OSAKA -- With higher costs weighing on the conveyor-belt sushi restaurant industry, Akindo Sushiro and Genki Sushi aim through their merger to leverage greater scale to negotiate better prices for quality fish.
The two companies on Friday announced a capital partnership toward integrating their businesses. Rice wholesaler Shinmei, the parent of Genki Sushi, will lead the process by obtaining 32.72% of Sushiro's parent Sushiro Global Holdings from British investment fund Permira for 37.9 billion yen ($336 million).
Widening the lead
Akindo Sushiro is the market leader in Japan, and Genki Sushi the fifth-place player. With combined sales of some 180 billion yen, the pair would control around 30% of the market, taking a significant lead over No. 2 Kura Corp.'s 113.6 billion yen and No. 3 Hamazushi's 109 billion yen.
"Increased procurement volume boosts our negotiating power, so this will help counter rising costs," Sushiro Global President Koichi Mizutome told a news conference in Tokyo. Stable procurement is of great importance to the business.
To cut operating costs, the conveyor sushi industry has automated many tasks like making sushi, taking orders and delivering to the table. As a result, ingredient costs are equivalent to 40-50% of menu item prices, around 10 to 20 percentage points higher than at other casual restaurants. Ingredient costs have that much more impact over profit.

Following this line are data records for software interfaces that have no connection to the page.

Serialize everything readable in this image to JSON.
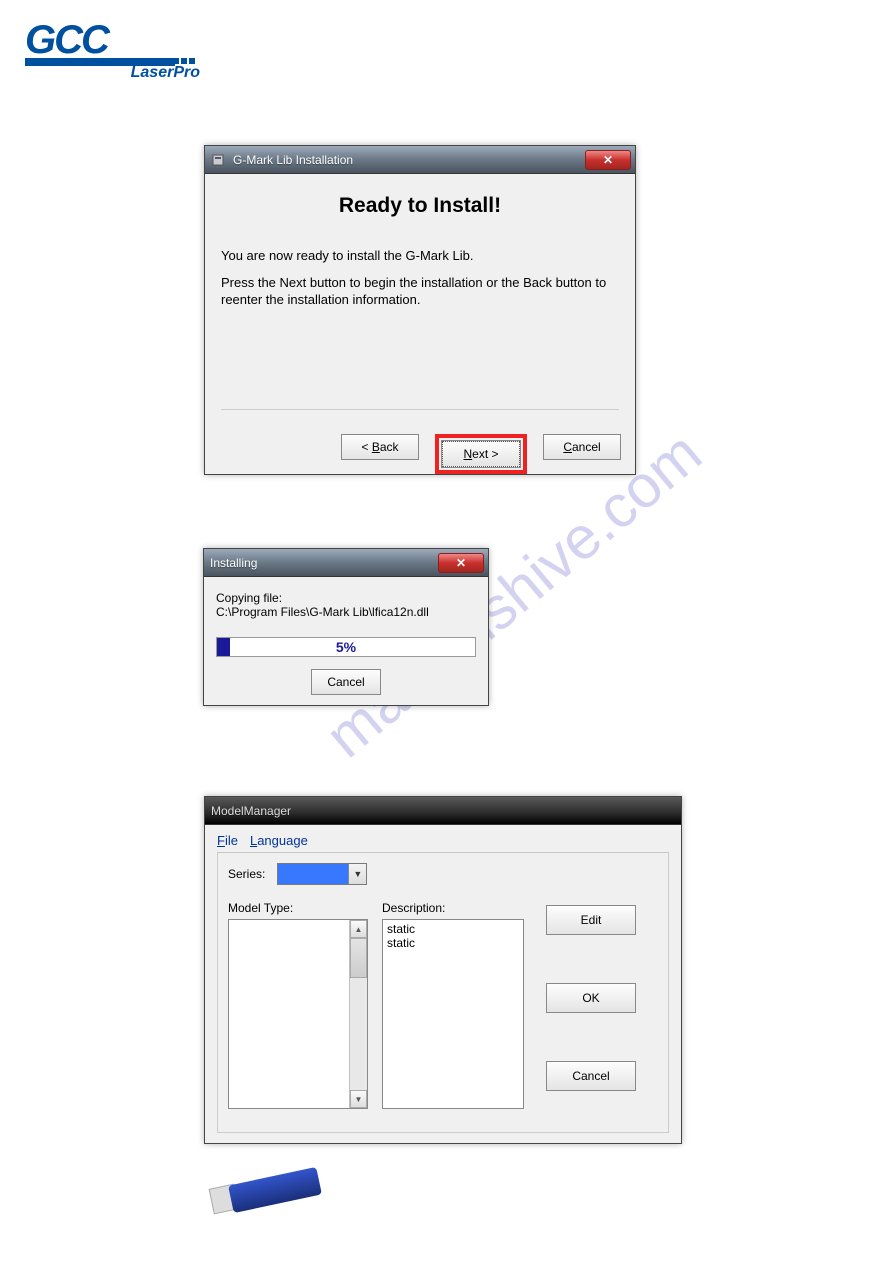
{
  "logo": {
    "main": "GCC",
    "sub": "LaserPro"
  },
  "watermark": "manualshive.com",
  "dialog1": {
    "title": "G-Mark Lib Installation",
    "heading": "Ready to Install!",
    "line1": "You are now ready to install the G-Mark Lib.",
    "line2": "Press the Next button to begin the installation or the Back button to reenter the installation information.",
    "back": "< Back",
    "next": "Next >",
    "cancel": "Cancel"
  },
  "dialog2": {
    "title": "Installing",
    "copying": "Copying file:",
    "file": "C:\\Program Files\\G-Mark Lib\\lfica12n.dll",
    "percent": "5%",
    "percent_width": "5%",
    "cancel": "Cancel"
  },
  "dialog3": {
    "title": "ModelManager",
    "menu_file": "File",
    "menu_language": "Language",
    "series_label": "Series:",
    "model_type_label": "Model Type:",
    "description_label": "Description:",
    "desc_line1": "static",
    "desc_line2": "static",
    "edit": "Edit",
    "ok": "OK",
    "cancel": "Cancel"
  }
}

Prices of imported salmon and trout have climbed around 20% in two years on the back of rising fish demand in emerging economies. Yet price hikes are not an easy option because lower prices are what draw many customers and make conveyor sushi a rare growing segment within the food service sector.
"Yellowfin tuna and other red-flesh fish have also grown expensive, but we are biting the bullet and still serving the fish," said Mizutome.
The effects are clear across the industry, For instance, Kura, which enjoyed double-digit operating profit growth for three straight years through October 2016, is expecting profit to be flat this fiscal year.
A sushi restaurant is only as good as the quality of the fish it serves. If the Sushiro-Genki pair is able to buy better-quality fish without paying more than what they pay now, that would pose a threat to rivals. The duo expects an edge in rice procurement as well, with help from Shinmei.
The conveyor sushi market expanded by about 20% over five years to 605.5 billion yen in 2016, according to research company Fuji Keizai, largely thanks to aggressive store openings. But the momentum is weakening.
Because of the large space required, locations that can accommodate conveyor sushi restaurants are limited. Restaurants have pretty much already been opened in all key areas of greater Osaka, said an executive of a major industry player.
Seiichiro Samejima of the Ichiyoshi Research Institute says the market has a ceiling at 700 billion yen in view of the population outlook and other factors.
Expanding overseas is one focus of the latest corporate integration, but Japan remains the main arena. As many contenders vie for bigger pieces of a limited pie, the key to winning is procurement, which makes up a big chunk of costs.
Speculation has risen that the industry may undergo a realignment involving Kappa Create, which used to be the market leader. It is not clear whether the move by Sushiro and Genki Sushi signals other consolidations to come. "If we increase restaurants, of course others will lose market share," Mizutome said.